A note to the world’s environmental community on the eve of the 140th anniversary of the Metre Convention
World Metrology Day, 20 May, is an annual celebration of the Metre Convention on 20 May 1875. The signing of an agreement by representatives of seventeen nations at that Convention set the framework for global collaboration in the science of measurement for use in industrial, commercial and societal applications. The original aim of the Metre Convention – the world-wide uniformity of measurement – remains as important today as it was in 1875. Now, to leverage the benefits of uniform measurement in the digital age, we need to take the next step.
I like the logo of the BIPM-OIML Resource Center on the World Metrology Day website:
Fresh from editing the recently announced OGC white paper, “Information Technology Standards for Sustainable Development”, I can’t help wanting to wrap the BIP-OIML Resource Center’s logo in symbols for communication:
The whole purpose of measurement is communication about quantities. When you have measured something – CO2 in the air, for example – you have taken the first step. When you preserve that measurement in a record (or feed it into a data stream), you have taken the second step, which is to make that data available to someone else. When you publish that record on the Internet in an open standard encoding with universally discoverable, readable and actionable information about who, what, when, where, how and why the sample was collected you have taken a step into the 21st century: You have made that sample part of an integrated global “common operating picture”, useful for studying and managing CO2. Due to the multiplier factor of providing the data as part of the global information infrastructure and by encoding and publishing that datum in an open standard way, the datum becomes far more valuable. The more that datum is used, now and in the future, the more valuable it becomes.
The OGC Observations & Measurements (O&M) Encoding Standard (now also an ISO standard) is an essential standard in the the OGC’s Sensor Web Enablement suite of standards. In developing O&M, OGC members relied on the BIPM/ISO 1993 International Vocabulary of Basic and General Terms in Metrology for its rigorous descriptions of measurements and for background on the philosophy of measurement. SWE standards establish a common language for communicating about what measurements are taken, and where, and they provide for specification of any of BIPM’s relevant International System of Units (SI) standards or alternative national standards. Other OGC standards establish a common language for communicating about where things are located, and they provide for specification of BIPM’s SI distance and geometry standards or alternative national distance and geometry standards.
Computers require specificity in the naming and ordering of data elements. To make data universally discoverable, accessible and actionable it is necessary to use universal encoding standards that provide that specificity. Also, the flow of digital data (including environmental data, of course) and digital instructions inside computing machines and between computing machines depends on a corresponding framework of service interface standards that “know” how to read and write data that are so encoded.
Key members of the hydrology, meteorology, climatology and geology communities came together inside and outside the OGC to create international open standards and best practices for encoding their particular kinds of geoscientific data.

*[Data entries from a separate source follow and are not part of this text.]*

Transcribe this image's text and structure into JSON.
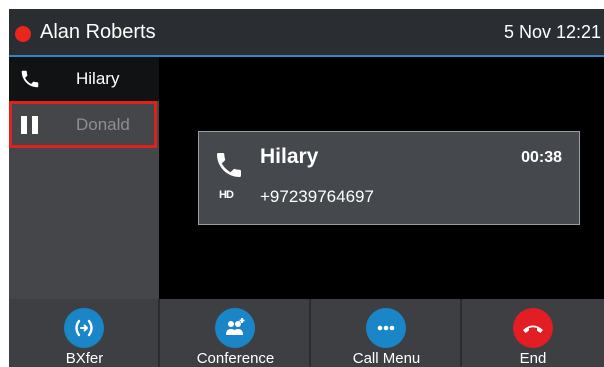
{
  "header": {
    "user_name": "Alan Roberts",
    "datetime": "5 Nov 12:21",
    "status_color": "#e8261c",
    "accent": "#2f86c9"
  },
  "lines": [
    {
      "label": "Hilary",
      "icon": "phone-icon",
      "state": "active"
    },
    {
      "label": "Donald",
      "icon": "pause-icon",
      "state": "held"
    }
  ],
  "active_call": {
    "name": "Hilary",
    "timer": "00:38",
    "number": "+97239764697",
    "codec_icon": "hd-icon"
  },
  "softkeys": [
    {
      "label": "BXfer",
      "icon": "blind-transfer-icon",
      "color": "#1a86c8"
    },
    {
      "label": "Conference",
      "icon": "conference-icon",
      "color": "#1a86c8"
    },
    {
      "label": "Call Menu",
      "icon": "more-icon",
      "color": "#1a86c8"
    },
    {
      "label": "End",
      "icon": "end-call-icon",
      "color": "#e21d23"
    }
  ]
}
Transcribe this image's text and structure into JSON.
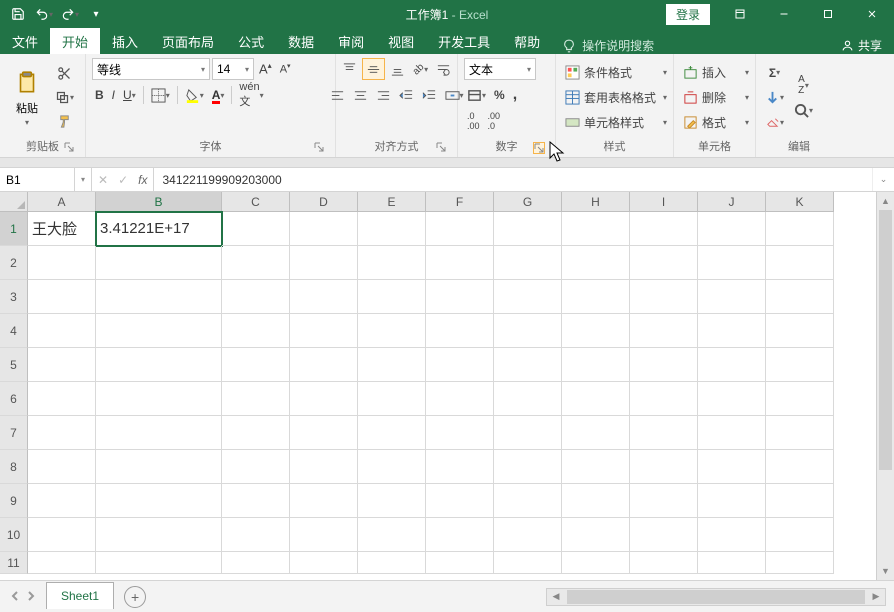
{
  "titlebar": {
    "doc": "工作簿1",
    "sep": " - ",
    "app": "Excel",
    "login": "登录"
  },
  "tabs": {
    "file": "文件",
    "home": "开始",
    "insert": "插入",
    "layout": "页面布局",
    "formulas": "公式",
    "data": "数据",
    "review": "审阅",
    "view": "视图",
    "dev": "开发工具",
    "help": "帮助",
    "tell": "操作说明搜索",
    "share": "共享"
  },
  "ribbon": {
    "clipboard": {
      "paste": "粘贴",
      "label": "剪贴板"
    },
    "font": {
      "name": "等线",
      "size": "14",
      "label": "字体"
    },
    "align": {
      "label": "对齐方式"
    },
    "number": {
      "format": "文本",
      "label": "数字"
    },
    "styles": {
      "cond": "条件格式",
      "table": "套用表格格式",
      "cell": "单元格样式",
      "label": "样式"
    },
    "cells": {
      "insert": "插入",
      "delete": "删除",
      "format": "格式",
      "label": "单元格"
    },
    "editing": {
      "label": "编辑"
    }
  },
  "namebox": "B1",
  "formula": "341221199909203000",
  "columns": [
    "A",
    "B",
    "C",
    "D",
    "E",
    "F",
    "G",
    "H",
    "I",
    "J",
    "K"
  ],
  "rows": [
    "1",
    "2",
    "3",
    "4",
    "5",
    "6",
    "7",
    "8",
    "9",
    "10",
    "11"
  ],
  "active": {
    "col": "B",
    "row": "1"
  },
  "cells": {
    "A1": "王大脸",
    "B1": "3.41221E+17"
  },
  "sheet": {
    "name": "Sheet1"
  },
  "icons": {
    "save": "save-icon",
    "undo": "undo-icon",
    "redo": "redo-icon",
    "qat_dd": "chevron-down-icon",
    "ribbon_opts": "ribbon-display-icon",
    "min": "minimize-icon",
    "max": "maximize-icon",
    "close": "close-icon",
    "bulb": "lightbulb-icon",
    "person": "person-icon",
    "cut": "scissors-icon",
    "copy": "copy-icon",
    "brush": "format-painter-icon",
    "paste": "clipboard-paste-icon",
    "incfont": "increase-font-icon",
    "decfont": "decrease-font-icon",
    "bold": "bold-icon",
    "italic": "italic-icon",
    "underline": "underline-icon",
    "border": "border-icon",
    "fill": "fill-color-icon",
    "fontcolor": "font-color-icon",
    "phonetic": "phonetic-icon",
    "al_tl": "align-top-icon",
    "al_tm": "align-middle-icon",
    "al_tr": "align-bottom-icon",
    "al_l": "align-left-icon",
    "al_c": "align-center-icon",
    "al_r": "align-right-icon",
    "orient": "orientation-icon",
    "wrap": "wrap-text-icon",
    "outdent": "decrease-indent-icon",
    "indent": "increase-indent-icon",
    "merge": "merge-icon",
    "acct": "accounting-icon",
    "pct": "percent-icon",
    "comma": "comma-icon",
    "incdec": "increase-decimal-icon",
    "decdec": "decrease-decimal-icon",
    "cond": "conditional-format-icon",
    "tblf": "table-format-icon",
    "cellst": "cell-styles-icon",
    "ins": "insert-cells-icon",
    "del": "delete-cells-icon",
    "fmt": "format-cells-icon",
    "sum": "autosum-icon",
    "filldown": "fill-down-icon",
    "clear": "clear-icon",
    "sort": "sort-filter-icon",
    "find": "find-icon",
    "cancel": "cancel-icon",
    "enter": "enter-icon",
    "fx": "fx-icon",
    "expand": "expand-icon",
    "prev": "nav-prev-icon",
    "next": "nav-next-icon",
    "plus": "add-sheet-icon"
  }
}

Earth phenomena of any type are causally connected. These experts working in collaboration have defined and are defining new OGC standards, profiles of existing OGC standards, and best practices to make their data communications consistent with respect to space and time and systems of measurement. They used the OGC forum and process to tap into expertise in geospatial technology, data modeling, and the Internet and Web infrastructure. All their data has a spatial component, so these four environmental standards working groups benefited and continue to benefit from close contact with other working groups in the OGC that focus on standards for Earth imaging, GIS, sensor webs, urban 3D models, Augmented Reality, linked computer models, etc. By doing their work in the OGC, they also had (and still have!) the opportunity to make their requirements known to the Information Technology companies they depend on. In addition, they were able to use the OGC’s Communication and Outreach Program to be sure their work is well known and well vetted by interested experts outside the OGC and around the world.
Thousands of years ago, in places around the world, standards for measuring and accounting (and standards for money and writing) marked the beginning of cooperation on a grand scale – civilization. The world’s current civilizations are growing and struggling toward a workable and sustainable existence together on a planet of limited natural resources and civilization-stressing climate changes. This challenge calls for a new regime of standards that support cooperative Earth stewardship on a grand scale. One necessary condition for success is rapid development of standards that will underpin not only geoscience research, but also Environmental Accounting.
The Metre Convention 140 years ago ushered in an unprecedented period of discovery, invention and commerce. Discovery, invention and commerce are still growing, and it’s clear now that the growth, and its associated environmental impacts, are exponential. Now we need international standards working groups who will usher in an unprecedented period of Earth stewardship. Earth stewardship on a grand scale requires Environmental Accounting, and Environmental Accounting requires standard encodings for environmental data.